● **WORK INSTRUCTION**
In the records that follow, find each line with the word "this" and copy it.

● **Dataset rows for apps and sites**
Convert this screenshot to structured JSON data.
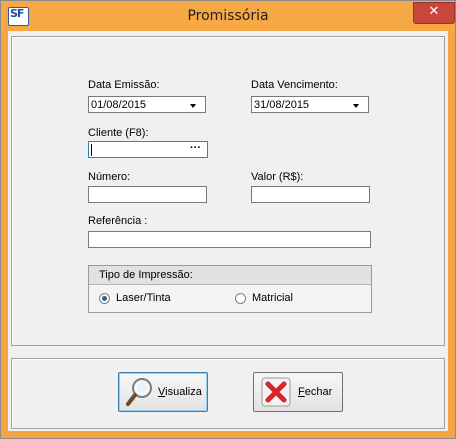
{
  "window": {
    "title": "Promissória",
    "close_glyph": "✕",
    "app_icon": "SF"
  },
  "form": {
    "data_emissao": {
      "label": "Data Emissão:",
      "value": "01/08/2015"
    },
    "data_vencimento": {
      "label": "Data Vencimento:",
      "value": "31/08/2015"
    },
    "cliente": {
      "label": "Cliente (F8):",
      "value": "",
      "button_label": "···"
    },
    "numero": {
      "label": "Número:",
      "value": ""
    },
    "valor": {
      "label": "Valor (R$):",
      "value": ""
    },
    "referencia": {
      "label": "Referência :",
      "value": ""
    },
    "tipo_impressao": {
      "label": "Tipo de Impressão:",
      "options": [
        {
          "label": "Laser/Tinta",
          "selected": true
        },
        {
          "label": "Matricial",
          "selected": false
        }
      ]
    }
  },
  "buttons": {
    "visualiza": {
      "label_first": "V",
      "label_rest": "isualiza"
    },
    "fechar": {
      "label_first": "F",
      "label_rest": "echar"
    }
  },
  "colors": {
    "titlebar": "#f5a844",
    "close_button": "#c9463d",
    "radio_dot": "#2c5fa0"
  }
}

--

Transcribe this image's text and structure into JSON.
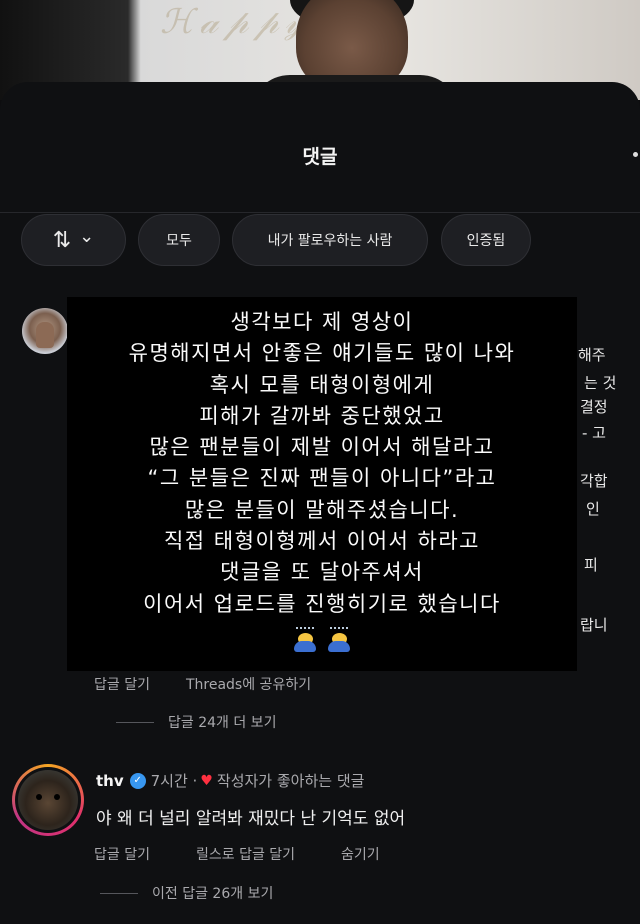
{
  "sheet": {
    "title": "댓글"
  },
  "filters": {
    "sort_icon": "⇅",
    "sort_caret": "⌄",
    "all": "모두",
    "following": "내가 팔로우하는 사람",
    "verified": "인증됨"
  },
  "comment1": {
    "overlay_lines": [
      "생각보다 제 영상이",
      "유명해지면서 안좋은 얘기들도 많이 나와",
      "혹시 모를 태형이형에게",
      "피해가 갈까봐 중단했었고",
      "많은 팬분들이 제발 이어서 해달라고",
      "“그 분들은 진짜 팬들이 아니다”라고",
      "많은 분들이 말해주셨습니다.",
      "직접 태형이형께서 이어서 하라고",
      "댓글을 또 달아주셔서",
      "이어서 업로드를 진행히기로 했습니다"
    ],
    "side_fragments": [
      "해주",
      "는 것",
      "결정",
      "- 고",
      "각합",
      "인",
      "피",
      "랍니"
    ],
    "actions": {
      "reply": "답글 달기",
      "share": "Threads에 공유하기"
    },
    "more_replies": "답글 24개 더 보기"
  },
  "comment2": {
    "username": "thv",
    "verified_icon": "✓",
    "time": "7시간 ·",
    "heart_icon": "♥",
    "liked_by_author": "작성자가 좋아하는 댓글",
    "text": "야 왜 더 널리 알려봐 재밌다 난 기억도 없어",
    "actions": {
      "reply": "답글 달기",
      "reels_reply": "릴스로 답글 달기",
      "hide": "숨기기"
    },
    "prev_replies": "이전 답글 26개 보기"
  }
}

● **THE ANSWER**
Convert this screenshot to structured JSON data.
Transcribe this image's text and structure into JSON.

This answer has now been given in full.